Yet, Carbon Tracker highlights that no major oil company is investing to support its goals of keeping global warming “well below” 2˚C and to “pursue efforts” to limit it to a maximum of 1.5˚C.
Andrew Grant, Senior Analyst at Carbon Tracker and report author, commented that all the oil majors are investing in projects that are going against the Paris goals.
Investors should challenge companies’ spending on new fossil fuel production. The best way to both preserve shareholder value in the transition and align with climate change goals will be to focus on low-cost projects that will deliver the highest returns.
Compared to the IEA’s central scenario (which incorporates the Paris INDCs, but is associated with 2.7ºC warming), 2019-2030 capex on new oil projects is 83% lower in a 1.6ºC scenario and 60% lower in a 1.7-1.8ºC scenario.
Also, in 2018 all of the major oil companies sanctioned projects that fall outside a “well below 2 degrees” budget on cost grounds, such as Shell’s $13bn LNG Canada project and BP, Total, ExxonMobil and Equinor’s Zinia 2 project in Angola.
We highlight $50bn of recently sanctioned projects across the oil and gas industry that fail the Paris alignment test by a margin.
Moving in 2019, the report states that oil majors have a number of projects waiting for approval which are not in line with the Paris agreement; For instance, Total’s assets in Uganda, and various projects in Brazil.
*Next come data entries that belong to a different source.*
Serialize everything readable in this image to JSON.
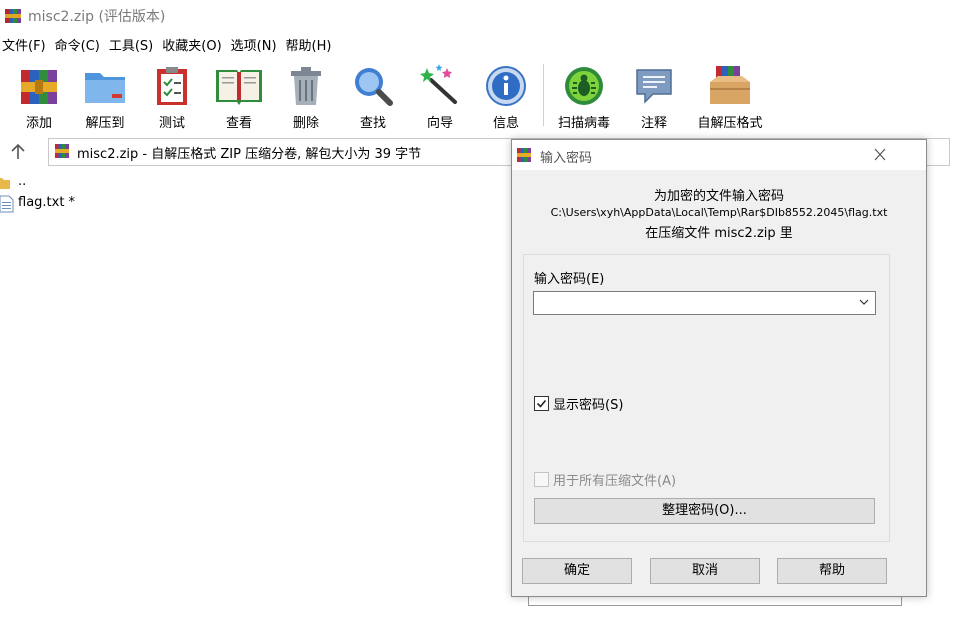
{
  "window": {
    "title": "misc2.zip (评估版本)"
  },
  "menu": [
    "文件(F)",
    "命令(C)",
    "工具(S)",
    "收藏夹(O)",
    "选项(N)",
    "帮助(H)"
  ],
  "toolbar": [
    "添加",
    "解压到",
    "测试",
    "查看",
    "删除",
    "查找",
    "向导",
    "信息",
    "扫描病毒",
    "注释",
    "自解压格式"
  ],
  "address": {
    "text": "misc2.zip - 自解压格式 ZIP 压缩分卷, 解包大小为 39 字节"
  },
  "files": [
    {
      "name": ".."
    },
    {
      "name": "flag.txt *"
    }
  ],
  "dialog": {
    "title": "输入密码",
    "heading": "为加密的文件输入密码",
    "path": "C:\\Users\\xyh\\AppData\\Local\\Temp\\Rar$DIb8552.2045\\flag.txt",
    "in_archive": "在压缩文件 misc2.zip 里",
    "password_label": "输入密码(E)",
    "password_value": "",
    "show_password_label": "显示密码(S)",
    "show_password_checked": true,
    "use_all_label": "用于所有压缩文件(A)",
    "organize_button": "整理密码(O)...",
    "ok_button": "确定",
    "cancel_button": "取消",
    "help_button": "帮助"
  }
}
Also, US shale specialists have portfolios entirely out of the budget.
To explore more on the report, click here.